“The Environment Agency has created a national team to stamp out this illegal trade and strong intelligence work has resulted in today’s operation – the most significant action to date in investigating suspected electrical waste being shipped to Africa.”

Read the full story on the Guardian website.

Green Party calls for end to mobile network energy wastage


Unnecessary duplication in mobile phone networks is wasting an “enormous” amount of energy, the Green Party has claimed.

In a report released last week, the party said there are at least 50,000 base stations across the UK, many of which belong to rival companies and serve the same areas. The party is calling for government regulation to force operators to create one “super-network”, which it estimates could save 300 gigawatt hours (GWh) a year, the equivalent of the annual electricity use of nearly 70,000 homes.

The UK is covered by five virtually independent networks due to the government’s early attempts to ensure competition in the industry. James Page, industry policy adviser to the Green Party, said: “The government wanted competition, but you can achieve competition without necessarily having a separate network each. The best hope is in government requiring Ofcom to begin considering environmental and energy issues, because at the moment it doesn’t.”

The time is ideal for the government to step in, said the party, because of the impending digital television switchover. Ofcom will auction off the frequency currently used by analogue television broadcasts in 2010, handing it over for use by mobile operators.
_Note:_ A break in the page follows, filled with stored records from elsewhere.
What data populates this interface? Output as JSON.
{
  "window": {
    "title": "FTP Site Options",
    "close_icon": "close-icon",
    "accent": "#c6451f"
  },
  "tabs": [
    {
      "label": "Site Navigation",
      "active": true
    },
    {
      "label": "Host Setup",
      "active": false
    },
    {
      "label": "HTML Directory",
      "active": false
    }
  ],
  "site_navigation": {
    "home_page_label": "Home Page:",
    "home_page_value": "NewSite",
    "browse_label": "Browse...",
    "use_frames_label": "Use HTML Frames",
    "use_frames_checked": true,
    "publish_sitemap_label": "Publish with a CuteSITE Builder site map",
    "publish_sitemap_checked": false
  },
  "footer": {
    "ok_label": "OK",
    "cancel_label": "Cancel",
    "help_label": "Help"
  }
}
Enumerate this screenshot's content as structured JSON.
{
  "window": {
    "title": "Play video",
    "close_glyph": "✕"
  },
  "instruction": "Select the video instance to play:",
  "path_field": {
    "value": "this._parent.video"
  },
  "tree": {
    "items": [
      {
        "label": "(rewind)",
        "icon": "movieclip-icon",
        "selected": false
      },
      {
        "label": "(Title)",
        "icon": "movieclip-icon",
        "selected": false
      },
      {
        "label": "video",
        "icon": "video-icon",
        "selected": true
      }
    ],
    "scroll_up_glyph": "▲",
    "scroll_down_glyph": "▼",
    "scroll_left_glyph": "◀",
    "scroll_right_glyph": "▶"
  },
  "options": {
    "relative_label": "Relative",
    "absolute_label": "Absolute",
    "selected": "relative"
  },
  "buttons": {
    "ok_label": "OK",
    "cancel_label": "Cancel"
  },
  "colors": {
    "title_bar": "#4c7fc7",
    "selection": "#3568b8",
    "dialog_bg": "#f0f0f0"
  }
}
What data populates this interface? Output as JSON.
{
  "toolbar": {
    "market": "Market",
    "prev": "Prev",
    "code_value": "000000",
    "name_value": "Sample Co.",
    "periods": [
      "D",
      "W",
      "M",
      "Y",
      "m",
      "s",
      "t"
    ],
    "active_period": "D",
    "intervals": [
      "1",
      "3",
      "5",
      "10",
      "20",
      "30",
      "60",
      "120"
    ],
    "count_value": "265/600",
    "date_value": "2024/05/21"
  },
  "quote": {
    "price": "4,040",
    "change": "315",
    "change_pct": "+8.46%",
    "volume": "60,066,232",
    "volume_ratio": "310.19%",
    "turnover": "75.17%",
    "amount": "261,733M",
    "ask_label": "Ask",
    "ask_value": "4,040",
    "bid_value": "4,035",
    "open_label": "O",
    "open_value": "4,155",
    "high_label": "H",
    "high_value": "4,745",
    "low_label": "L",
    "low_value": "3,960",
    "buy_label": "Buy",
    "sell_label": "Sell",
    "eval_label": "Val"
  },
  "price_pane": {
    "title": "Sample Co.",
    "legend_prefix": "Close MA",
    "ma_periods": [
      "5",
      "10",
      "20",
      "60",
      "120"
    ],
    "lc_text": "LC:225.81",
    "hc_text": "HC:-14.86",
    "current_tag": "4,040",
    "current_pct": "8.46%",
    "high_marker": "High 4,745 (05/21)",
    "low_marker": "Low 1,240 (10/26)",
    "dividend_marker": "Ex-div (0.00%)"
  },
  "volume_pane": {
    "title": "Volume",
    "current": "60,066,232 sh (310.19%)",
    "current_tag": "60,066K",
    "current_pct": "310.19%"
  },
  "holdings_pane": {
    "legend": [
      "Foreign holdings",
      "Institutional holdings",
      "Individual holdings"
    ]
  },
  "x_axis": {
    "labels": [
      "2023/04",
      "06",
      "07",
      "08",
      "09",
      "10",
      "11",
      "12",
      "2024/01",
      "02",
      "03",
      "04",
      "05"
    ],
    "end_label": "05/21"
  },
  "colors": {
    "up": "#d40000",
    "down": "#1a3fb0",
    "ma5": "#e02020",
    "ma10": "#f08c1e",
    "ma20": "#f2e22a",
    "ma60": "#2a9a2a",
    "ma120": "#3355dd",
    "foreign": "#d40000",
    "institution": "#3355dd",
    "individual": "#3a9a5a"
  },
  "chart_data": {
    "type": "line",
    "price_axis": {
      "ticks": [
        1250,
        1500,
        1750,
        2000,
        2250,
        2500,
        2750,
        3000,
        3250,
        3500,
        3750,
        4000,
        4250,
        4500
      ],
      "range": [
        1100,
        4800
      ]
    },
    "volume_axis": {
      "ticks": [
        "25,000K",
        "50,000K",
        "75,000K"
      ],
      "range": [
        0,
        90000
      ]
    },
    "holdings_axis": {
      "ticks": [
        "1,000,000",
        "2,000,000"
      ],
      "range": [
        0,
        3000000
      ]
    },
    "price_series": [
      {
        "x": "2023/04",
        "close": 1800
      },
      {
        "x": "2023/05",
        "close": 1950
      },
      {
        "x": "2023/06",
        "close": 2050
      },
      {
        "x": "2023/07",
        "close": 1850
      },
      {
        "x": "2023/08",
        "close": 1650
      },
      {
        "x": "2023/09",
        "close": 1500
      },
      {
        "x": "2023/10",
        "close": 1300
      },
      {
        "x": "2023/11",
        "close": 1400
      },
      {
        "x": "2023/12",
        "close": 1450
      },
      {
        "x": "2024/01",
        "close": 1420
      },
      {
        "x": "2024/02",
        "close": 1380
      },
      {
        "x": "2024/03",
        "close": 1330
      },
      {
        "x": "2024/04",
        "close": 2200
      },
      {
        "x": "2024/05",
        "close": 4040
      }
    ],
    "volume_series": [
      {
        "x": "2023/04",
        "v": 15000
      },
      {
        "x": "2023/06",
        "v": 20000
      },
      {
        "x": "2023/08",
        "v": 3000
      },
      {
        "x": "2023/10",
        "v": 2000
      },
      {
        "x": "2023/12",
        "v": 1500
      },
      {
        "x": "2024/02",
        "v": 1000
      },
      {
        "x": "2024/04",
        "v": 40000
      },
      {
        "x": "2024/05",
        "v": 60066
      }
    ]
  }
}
When new masts are built to take advantage of the extra spectrum, they could be built in a partnership, suggests the report.

Read the full story on the Guardian website.